Entries from a dataset of interfaces

※

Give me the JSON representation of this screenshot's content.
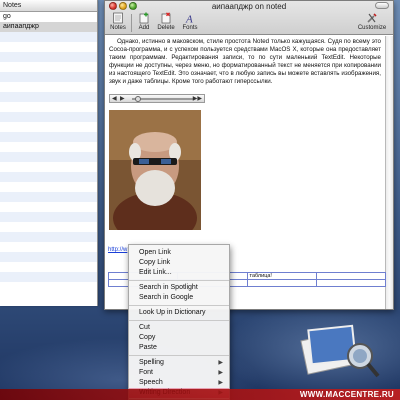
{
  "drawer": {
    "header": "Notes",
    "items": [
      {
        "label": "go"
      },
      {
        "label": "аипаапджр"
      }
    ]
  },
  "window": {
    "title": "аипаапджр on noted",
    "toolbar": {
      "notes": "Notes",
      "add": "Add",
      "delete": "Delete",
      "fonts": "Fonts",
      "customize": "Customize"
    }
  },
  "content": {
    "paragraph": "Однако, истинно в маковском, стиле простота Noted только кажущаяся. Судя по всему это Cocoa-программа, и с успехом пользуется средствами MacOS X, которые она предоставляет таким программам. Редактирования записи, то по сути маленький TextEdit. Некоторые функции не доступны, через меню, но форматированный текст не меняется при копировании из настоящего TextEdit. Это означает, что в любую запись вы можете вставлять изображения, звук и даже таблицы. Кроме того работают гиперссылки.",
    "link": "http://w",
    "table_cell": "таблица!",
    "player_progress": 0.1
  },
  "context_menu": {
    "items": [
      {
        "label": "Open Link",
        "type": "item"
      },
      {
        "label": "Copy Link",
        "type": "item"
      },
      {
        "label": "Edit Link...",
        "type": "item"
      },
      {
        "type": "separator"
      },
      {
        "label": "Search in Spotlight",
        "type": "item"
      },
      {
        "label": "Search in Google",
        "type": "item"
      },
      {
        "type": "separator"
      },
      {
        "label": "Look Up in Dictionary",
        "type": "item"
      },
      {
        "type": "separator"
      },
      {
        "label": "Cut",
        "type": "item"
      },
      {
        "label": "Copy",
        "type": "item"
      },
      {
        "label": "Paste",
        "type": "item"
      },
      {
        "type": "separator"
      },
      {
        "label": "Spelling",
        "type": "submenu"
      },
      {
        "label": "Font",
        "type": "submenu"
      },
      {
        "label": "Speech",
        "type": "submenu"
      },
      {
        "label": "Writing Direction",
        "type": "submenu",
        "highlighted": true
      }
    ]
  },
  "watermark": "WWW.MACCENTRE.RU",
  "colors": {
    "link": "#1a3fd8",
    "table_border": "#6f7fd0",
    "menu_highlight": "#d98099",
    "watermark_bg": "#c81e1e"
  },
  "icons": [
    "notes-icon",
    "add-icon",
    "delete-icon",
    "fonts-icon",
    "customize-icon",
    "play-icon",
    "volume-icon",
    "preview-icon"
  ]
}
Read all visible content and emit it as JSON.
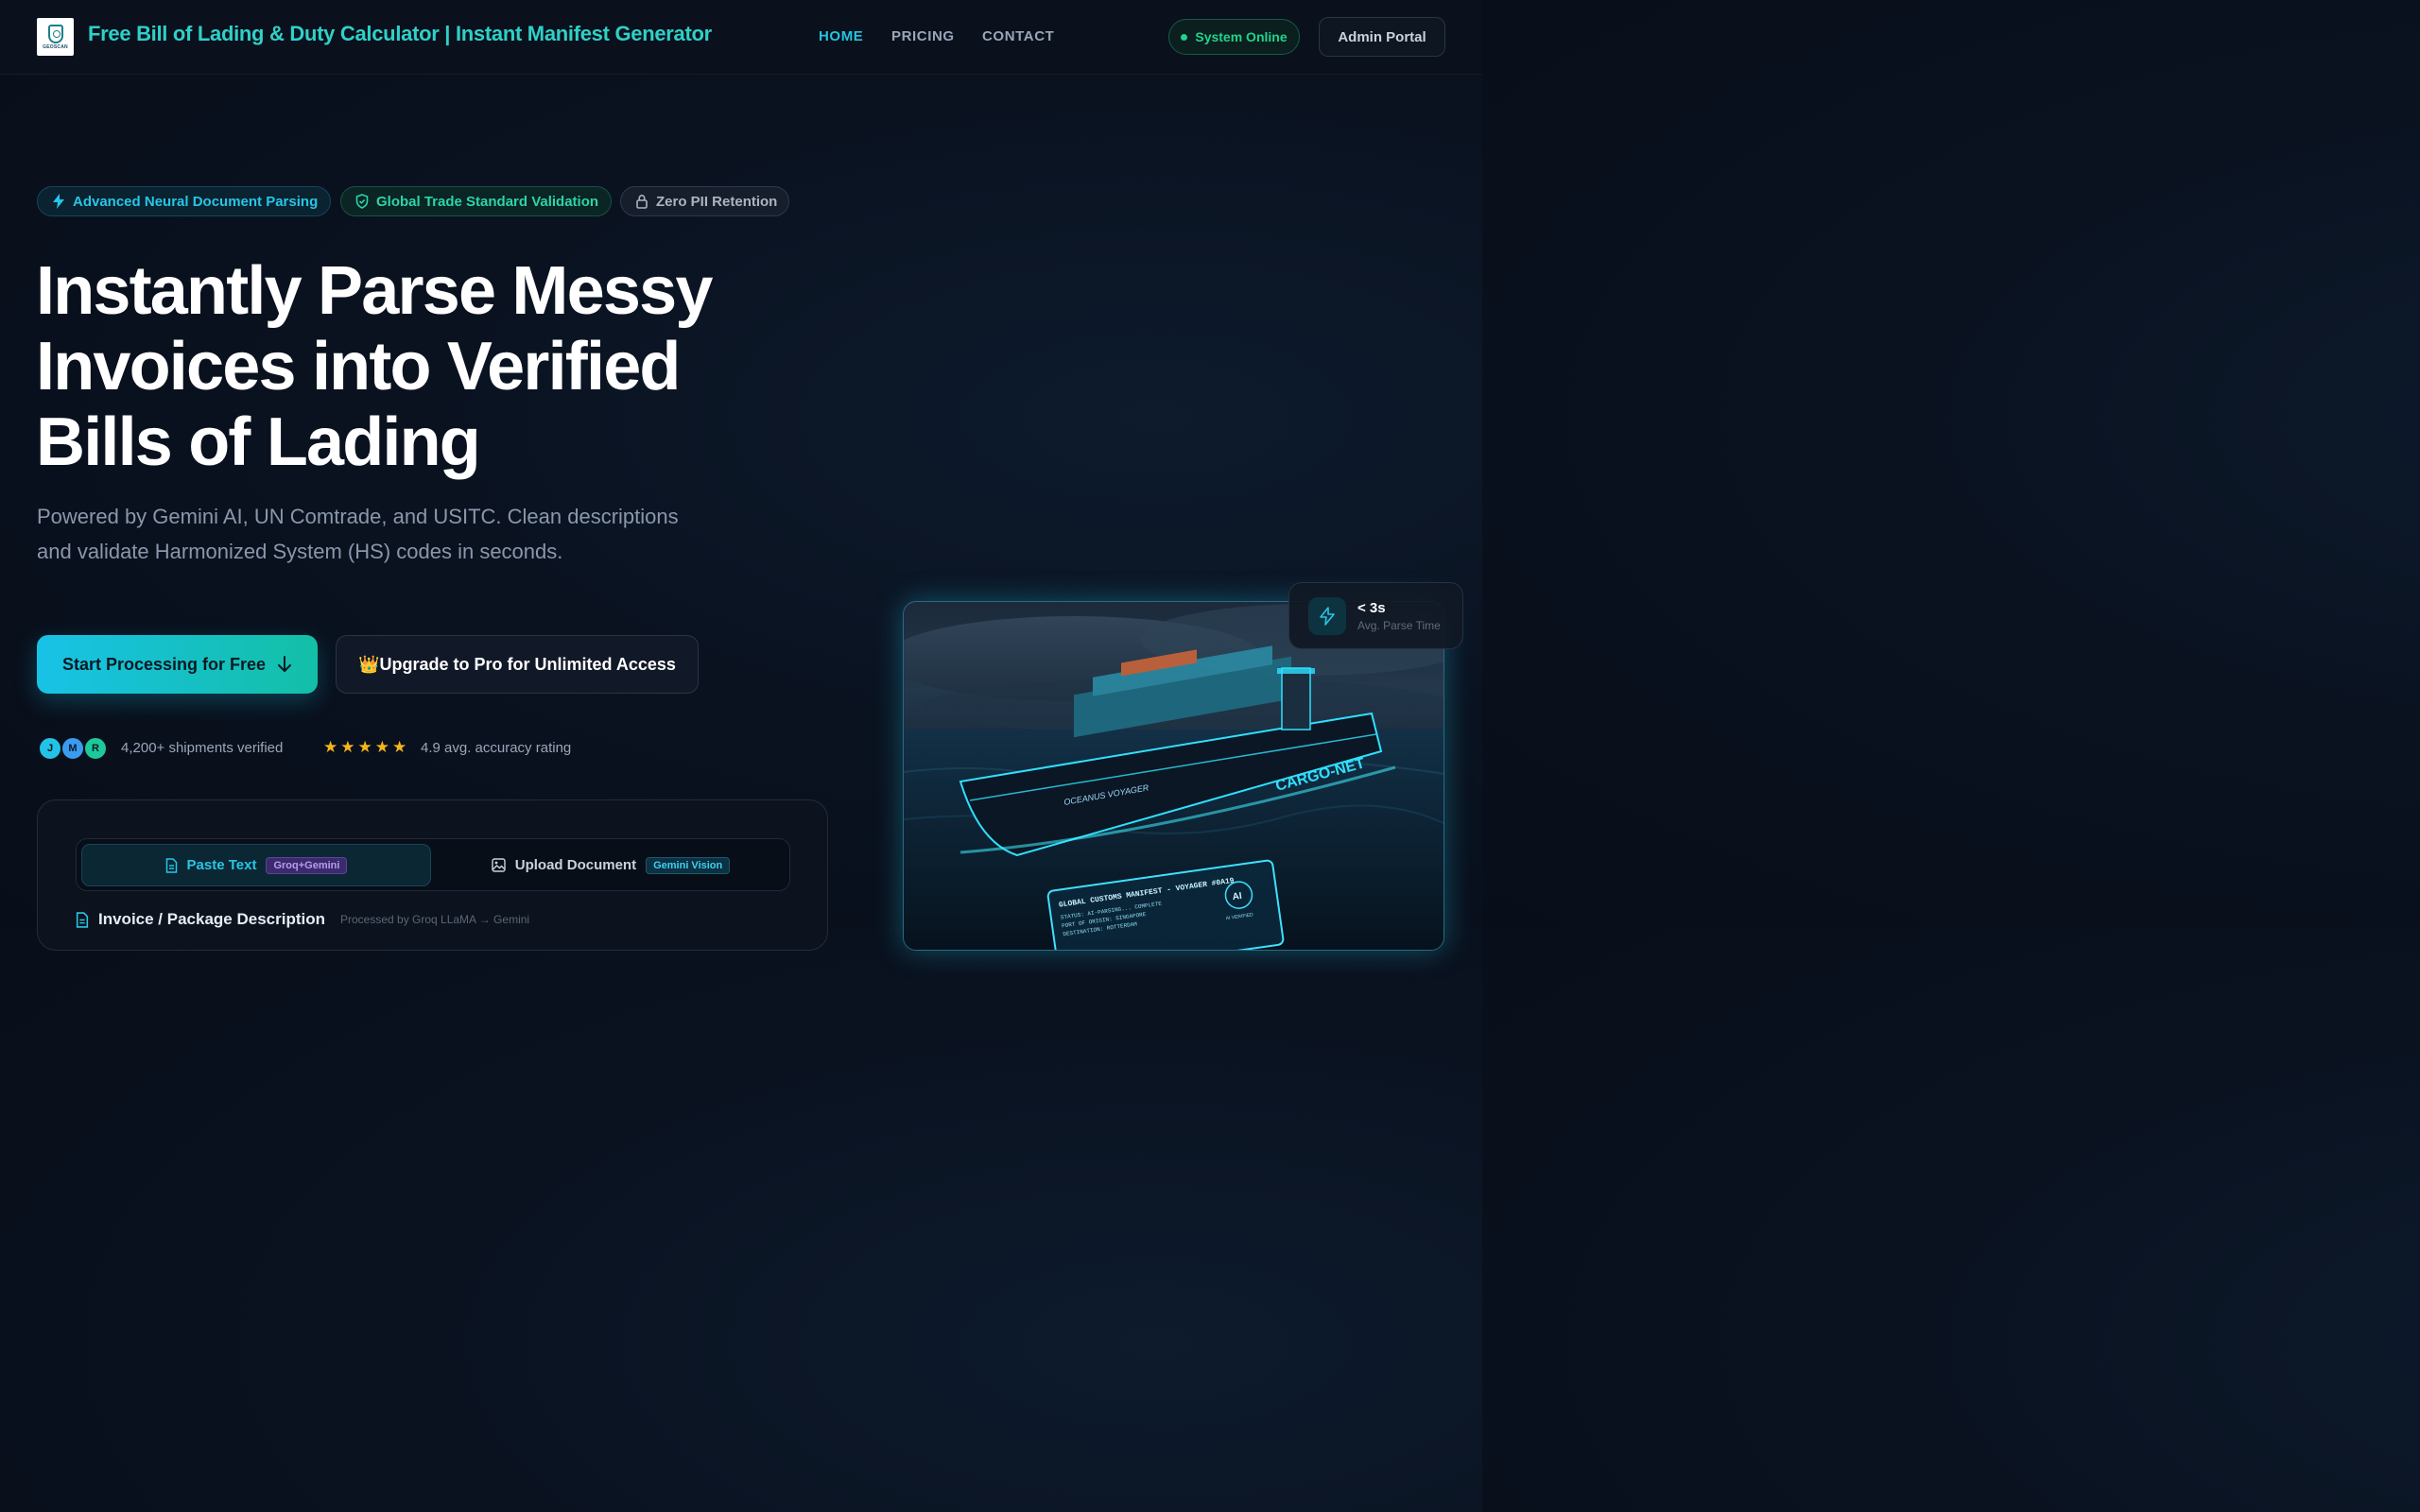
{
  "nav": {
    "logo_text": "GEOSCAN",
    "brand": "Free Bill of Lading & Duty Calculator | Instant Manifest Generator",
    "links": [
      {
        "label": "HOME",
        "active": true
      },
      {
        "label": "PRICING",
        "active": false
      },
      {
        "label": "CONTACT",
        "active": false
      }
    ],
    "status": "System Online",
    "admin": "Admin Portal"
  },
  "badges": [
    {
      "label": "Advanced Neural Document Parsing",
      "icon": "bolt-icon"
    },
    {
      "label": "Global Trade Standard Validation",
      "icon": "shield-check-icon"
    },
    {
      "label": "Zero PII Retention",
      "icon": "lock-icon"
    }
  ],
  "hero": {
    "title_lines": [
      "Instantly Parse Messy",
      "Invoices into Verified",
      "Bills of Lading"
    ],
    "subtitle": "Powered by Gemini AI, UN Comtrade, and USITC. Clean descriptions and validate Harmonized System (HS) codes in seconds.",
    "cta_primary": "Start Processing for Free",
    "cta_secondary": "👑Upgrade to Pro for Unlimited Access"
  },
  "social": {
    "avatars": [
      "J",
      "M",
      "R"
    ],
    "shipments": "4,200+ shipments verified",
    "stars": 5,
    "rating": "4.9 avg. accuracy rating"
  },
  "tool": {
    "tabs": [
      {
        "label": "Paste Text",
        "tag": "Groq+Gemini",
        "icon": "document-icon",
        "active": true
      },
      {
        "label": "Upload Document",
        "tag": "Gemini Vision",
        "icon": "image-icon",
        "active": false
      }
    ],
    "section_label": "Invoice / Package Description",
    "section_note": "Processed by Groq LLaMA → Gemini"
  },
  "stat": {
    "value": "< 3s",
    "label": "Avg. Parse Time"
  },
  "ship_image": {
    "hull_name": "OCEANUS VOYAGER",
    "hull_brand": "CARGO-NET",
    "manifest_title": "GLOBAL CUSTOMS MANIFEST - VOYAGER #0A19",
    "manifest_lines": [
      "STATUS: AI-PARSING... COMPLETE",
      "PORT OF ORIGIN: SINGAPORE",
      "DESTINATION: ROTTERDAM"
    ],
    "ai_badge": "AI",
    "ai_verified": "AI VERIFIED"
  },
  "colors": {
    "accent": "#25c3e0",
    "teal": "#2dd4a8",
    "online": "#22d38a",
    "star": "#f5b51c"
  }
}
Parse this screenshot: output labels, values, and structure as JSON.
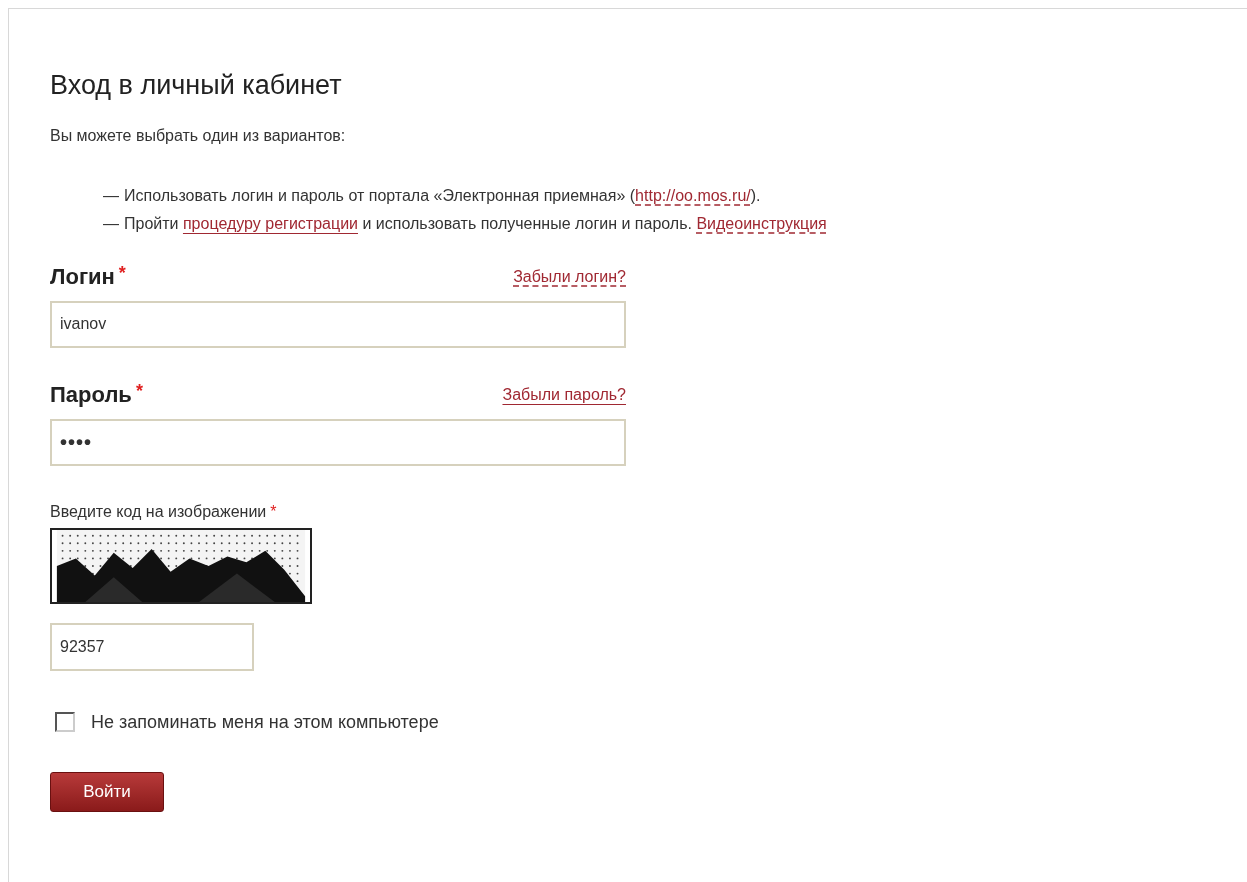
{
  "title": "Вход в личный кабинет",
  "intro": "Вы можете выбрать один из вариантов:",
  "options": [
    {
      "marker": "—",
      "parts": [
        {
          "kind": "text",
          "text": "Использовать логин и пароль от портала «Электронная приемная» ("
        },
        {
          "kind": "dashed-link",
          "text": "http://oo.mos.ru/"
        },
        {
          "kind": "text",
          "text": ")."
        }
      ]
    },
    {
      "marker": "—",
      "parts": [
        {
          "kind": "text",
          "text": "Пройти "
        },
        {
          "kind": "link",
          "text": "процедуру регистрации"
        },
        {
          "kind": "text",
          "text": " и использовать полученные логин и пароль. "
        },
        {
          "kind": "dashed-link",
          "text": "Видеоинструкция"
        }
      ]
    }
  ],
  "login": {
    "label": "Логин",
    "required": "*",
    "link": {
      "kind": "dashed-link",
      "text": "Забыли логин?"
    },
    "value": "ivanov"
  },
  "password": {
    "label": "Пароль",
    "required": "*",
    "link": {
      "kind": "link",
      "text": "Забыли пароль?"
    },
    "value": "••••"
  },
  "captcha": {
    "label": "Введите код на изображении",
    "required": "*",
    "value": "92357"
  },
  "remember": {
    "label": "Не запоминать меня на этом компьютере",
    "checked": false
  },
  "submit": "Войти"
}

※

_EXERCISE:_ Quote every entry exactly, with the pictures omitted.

_EXPECTED ANSWER:_
Give me the JSON representation of this screenshot's content.
{
  "drawer": {
    "header": "Notes",
    "items": [
      {
        "label": "go"
      },
      {
        "label": "аипаапджр"
      }
    ]
  },
  "window": {
    "title": "аипаапджр on noted",
    "toolbar": {
      "notes": "Notes",
      "add": "Add",
      "delete": "Delete",
      "fonts": "Fonts",
      "customize": "Customize"
    }
  },
  "content": {
    "paragraph": "Однако, истинно в маковском, стиле простота Noted только кажущаяся. Судя по всему это Cocoa-программа, и с успехом пользуется средствами MacOS X, которые она предоставляет таким программам. Редактирования записи, то по сути маленький TextEdit. Некоторые функции не доступны, через меню, но форматированный текст не меняется при копировании из настоящего TextEdit. Это означает, что в любую запись вы можете вставлять изображения, звук и даже таблицы. Кроме того работают гиперссылки.",
    "link": "http://w",
    "table_cell": "таблица!",
    "player_progress": 0.1
  },
  "context_menu": {
    "items": [
      {
        "label": "Open Link",
        "type": "item"
      },
      {
        "label": "Copy Link",
        "type": "item"
      },
      {
        "label": "Edit Link...",
        "type": "item"
      },
      {
        "type": "separator"
      },
      {
        "label": "Search in Spotlight",
        "type": "item"
      },
      {
        "label": "Search in Google",
        "type": "item"
      },
      {
        "type": "separator"
      },
      {
        "label": "Look Up in Dictionary",
        "type": "item"
      },
      {
        "type": "separator"
      },
      {
        "label": "Cut",
        "type": "item"
      },
      {
        "label": "Copy",
        "type": "item"
      },
      {
        "label": "Paste",
        "type": "item"
      },
      {
        "type": "separator"
      },
      {
        "label": "Spelling",
        "type": "submenu"
      },
      {
        "label": "Font",
        "type": "submenu"
      },
      {
        "label": "Speech",
        "type": "submenu"
      },
      {
        "label": "Writing Direction",
        "type": "submenu",
        "highlighted": true
      }
    ]
  },
  "watermark": "WWW.MACCENTRE.RU",
  "colors": {
    "link": "#1a3fd8",
    "table_border": "#6f7fd0",
    "menu_highlight": "#d98099",
    "watermark_bg": "#c81e1e"
  },
  "icons": [
    "notes-icon",
    "add-icon",
    "delete-icon",
    "fonts-icon",
    "customize-icon",
    "play-icon",
    "volume-icon",
    "preview-icon"
  ]
}
Read all visible content and emit it as JSON.
{
  "nav": {
    "logo_text": "GEOSCAN",
    "brand": "Free Bill of Lading & Duty Calculator | Instant Manifest Generator",
    "links": [
      {
        "label": "HOME",
        "active": true
      },
      {
        "label": "PRICING",
        "active": false
      },
      {
        "label": "CONTACT",
        "active": false
      }
    ],
    "status": "System Online",
    "admin": "Admin Portal"
  },
  "badges": [
    {
      "label": "Advanced Neural Document Parsing",
      "icon": "bolt-icon"
    },
    {
      "label": "Global Trade Standard Validation",
      "icon": "shield-check-icon"
    },
    {
      "label": "Zero PII Retention",
      "icon": "lock-icon"
    }
  ],
  "hero": {
    "title_lines": [
      "Instantly Parse Messy",
      "Invoices into Verified",
      "Bills of Lading"
    ],
    "subtitle": "Powered by Gemini AI, UN Comtrade, and USITC. Clean descriptions and validate Harmonized System (HS) codes in seconds.",
    "cta_primary": "Start Processing for Free",
    "cta_secondary": "👑Upgrade to Pro for Unlimited Access"
  },
  "social": {
    "avatars": [
      "J",
      "M",
      "R"
    ],
    "shipments": "4,200+ shipments verified",
    "stars": 5,
    "rating": "4.9 avg. accuracy rating"
  },
  "tool": {
    "tabs": [
      {
        "label": "Paste Text",
        "tag": "Groq+Gemini",
        "icon": "document-icon",
        "active": true
      },
      {
        "label": "Upload Document",
        "tag": "Gemini Vision",
        "icon": "image-icon",
        "active": false
      }
    ],
    "section_label": "Invoice / Package Description",
    "section_note": "Processed by Groq LLaMA → Gemini"
  },
  "stat": {
    "value": "< 3s",
    "label": "Avg. Parse Time"
  },
  "ship_image": {
    "hull_name": "OCEANUS VOYAGER",
    "hull_brand": "CARGO-NET",
    "manifest_title": "GLOBAL CUSTOMS MANIFEST - VOYAGER #0A19",
    "manifest_lines": [
      "STATUS: AI-PARSING... COMPLETE",
      "PORT OF ORIGIN: SINGAPORE",
      "DESTINATION: ROTTERDAM"
    ],
    "ai_badge": "AI",
    "ai_verified": "AI VERIFIED"
  },
  "colors": {
    "accent": "#25c3e0",
    "teal": "#2dd4a8",
    "online": "#22d38a",
    "star": "#f5b51c"
  }
}
Parse this screenshot: output labels, values, and structure as JSON.
{
  "title": "Вход в личный кабинет",
  "intro": "Вы можете выбрать один из вариантов:",
  "options": [
    {
      "marker": "—",
      "parts": [
        {
          "kind": "text",
          "text": "Использовать логин и пароль от портала «Электронная приемная» ("
        },
        {
          "kind": "dashed-link",
          "text": "http://oo.mos.ru/"
        },
        {
          "kind": "text",
          "text": ")."
        }
      ]
    },
    {
      "marker": "—",
      "parts": [
        {
          "kind": "text",
          "text": "Пройти "
        },
        {
          "kind": "link",
          "text": "процедуру регистрации"
        },
        {
          "kind": "text",
          "text": " и использовать полученные логин и пароль. "
        },
        {
          "kind": "dashed-link",
          "text": "Видеоинструкция"
        }
      ]
    }
  ],
  "login": {
    "label": "Логин",
    "required": "*",
    "link": {
      "kind": "dashed-link",
      "text": "Забыли логин?"
    },
    "value": "ivanov"
  },
  "password": {
    "label": "Пароль",
    "required": "*",
    "link": {
      "kind": "link",
      "text": "Забыли пароль?"
    },
    "value": "••••"
  },
  "captcha": {
    "label": "Введите код на изображении",
    "required": "*",
    "value": "92357"
  },
  "remember": {
    "label": "Не запоминать меня на этом компьютере",
    "checked": false
  },
  "submit": "Войти"
}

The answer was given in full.